_TASK TO CARRY OUT_
Would you restate all the entries exactly, leaving nothing out?

Dataset rows for apps and sites
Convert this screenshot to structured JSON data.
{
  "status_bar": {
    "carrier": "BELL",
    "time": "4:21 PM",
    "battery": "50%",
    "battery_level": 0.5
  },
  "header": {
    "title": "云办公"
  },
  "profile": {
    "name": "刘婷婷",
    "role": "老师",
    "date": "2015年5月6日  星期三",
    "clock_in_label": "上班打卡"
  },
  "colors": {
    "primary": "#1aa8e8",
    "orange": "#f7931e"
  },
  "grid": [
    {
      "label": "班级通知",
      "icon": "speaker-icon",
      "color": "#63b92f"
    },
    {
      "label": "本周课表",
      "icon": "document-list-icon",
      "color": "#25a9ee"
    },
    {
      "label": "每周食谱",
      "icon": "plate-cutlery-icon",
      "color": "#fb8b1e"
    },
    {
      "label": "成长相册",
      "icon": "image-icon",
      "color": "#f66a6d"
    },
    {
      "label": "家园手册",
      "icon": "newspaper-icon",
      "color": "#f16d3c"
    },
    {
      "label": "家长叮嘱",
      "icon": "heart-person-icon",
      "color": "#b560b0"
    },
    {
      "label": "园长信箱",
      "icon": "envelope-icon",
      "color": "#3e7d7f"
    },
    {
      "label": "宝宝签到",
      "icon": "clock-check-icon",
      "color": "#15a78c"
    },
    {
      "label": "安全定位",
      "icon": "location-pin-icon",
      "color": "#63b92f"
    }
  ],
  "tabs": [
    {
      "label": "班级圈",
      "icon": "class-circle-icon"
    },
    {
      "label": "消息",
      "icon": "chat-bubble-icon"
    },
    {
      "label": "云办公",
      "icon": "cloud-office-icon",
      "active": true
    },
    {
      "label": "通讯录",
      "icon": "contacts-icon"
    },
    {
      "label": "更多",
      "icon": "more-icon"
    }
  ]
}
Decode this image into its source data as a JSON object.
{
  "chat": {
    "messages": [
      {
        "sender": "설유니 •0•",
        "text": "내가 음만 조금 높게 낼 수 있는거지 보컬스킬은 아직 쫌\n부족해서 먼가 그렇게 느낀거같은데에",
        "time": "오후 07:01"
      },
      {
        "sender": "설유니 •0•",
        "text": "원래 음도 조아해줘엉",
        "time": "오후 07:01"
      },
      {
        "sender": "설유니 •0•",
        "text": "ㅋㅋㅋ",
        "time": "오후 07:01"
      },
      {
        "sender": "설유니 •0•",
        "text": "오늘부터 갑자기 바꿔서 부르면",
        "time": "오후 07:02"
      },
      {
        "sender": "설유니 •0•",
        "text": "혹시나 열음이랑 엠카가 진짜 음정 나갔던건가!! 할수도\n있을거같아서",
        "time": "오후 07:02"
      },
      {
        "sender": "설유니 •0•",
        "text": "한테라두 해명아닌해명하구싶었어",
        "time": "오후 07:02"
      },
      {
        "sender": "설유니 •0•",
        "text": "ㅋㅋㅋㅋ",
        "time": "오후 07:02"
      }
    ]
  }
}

_SOLUTION TO THE EXERCISE_
Convert this screenshot to structured JSON data.
{
  "status_bar": {
    "carrier": "BELL",
    "time": "4:21 PM",
    "battery": "50%",
    "battery_level": 0.5
  },
  "header": {
    "title": "云办公"
  },
  "profile": {
    "name": "刘婷婷",
    "role": "老师",
    "date": "2015年5月6日  星期三",
    "clock_in_label": "上班打卡"
  },
  "colors": {
    "primary": "#1aa8e8",
    "orange": "#f7931e"
  },
  "grid": [
    {
      "label": "班级通知",
      "icon": "speaker-icon",
      "color": "#63b92f"
    },
    {
      "label": "本周课表",
      "icon": "document-list-icon",
      "color": "#25a9ee"
    },
    {
      "label": "每周食谱",
      "icon": "plate-cutlery-icon",
      "color": "#fb8b1e"
    },
    {
      "label": "成长相册",
      "icon": "image-icon",
      "color": "#f66a6d"
    },
    {
      "label": "家园手册",
      "icon": "newspaper-icon",
      "color": "#f16d3c"
    },
    {
      "label": "家长叮嘱",
      "icon": "heart-person-icon",
      "color": "#b560b0"
    },
    {
      "label": "园长信箱",
      "icon": "envelope-icon",
      "color": "#3e7d7f"
    },
    {
      "label": "宝宝签到",
      "icon": "clock-check-icon",
      "color": "#15a78c"
    },
    {
      "label": "安全定位",
      "icon": "location-pin-icon",
      "color": "#63b92f"
    }
  ],
  "tabs": [
    {
      "label": "班级圈",
      "icon": "class-circle-icon"
    },
    {
      "label": "消息",
      "icon": "chat-bubble-icon"
    },
    {
      "label": "云办公",
      "icon": "cloud-office-icon",
      "active": true
    },
    {
      "label": "通讯录",
      "icon": "contacts-icon"
    },
    {
      "label": "更多",
      "icon": "more-icon"
    }
  ]
}
Decode this image into its source data as a JSON object.
{
  "chat": {
    "messages": [
      {
        "sender": "설유니 •0•",
        "text": "내가 음만 조금 높게 낼 수 있는거지 보컬스킬은 아직 쫌\n부족해서 먼가 그렇게 느낀거같은데에",
        "time": "오후 07:01"
      },
      {
        "sender": "설유니 •0•",
        "text": "원래 음도 조아해줘엉",
        "time": "오후 07:01"
      },
      {
        "sender": "설유니 •0•",
        "text": "ㅋㅋㅋ",
        "time": "오후 07:01"
      },
      {
        "sender": "설유니 •0•",
        "text": "오늘부터 갑자기 바꿔서 부르면",
        "time": "오후 07:02"
      },
      {
        "sender": "설유니 •0•",
        "text": "혹시나 열음이랑 엠카가 진짜 음정 나갔던건가!! 할수도\n있을거같아서",
        "time": "오후 07:02"
      },
      {
        "sender": "설유니 •0•",
        "text": "한테라두 해명아닌해명하구싶었어",
        "time": "오후 07:02"
      },
      {
        "sender": "설유니 •0•",
        "text": "ㅋㅋㅋㅋ",
        "time": "오후 07:02"
      }
    ]
  }
}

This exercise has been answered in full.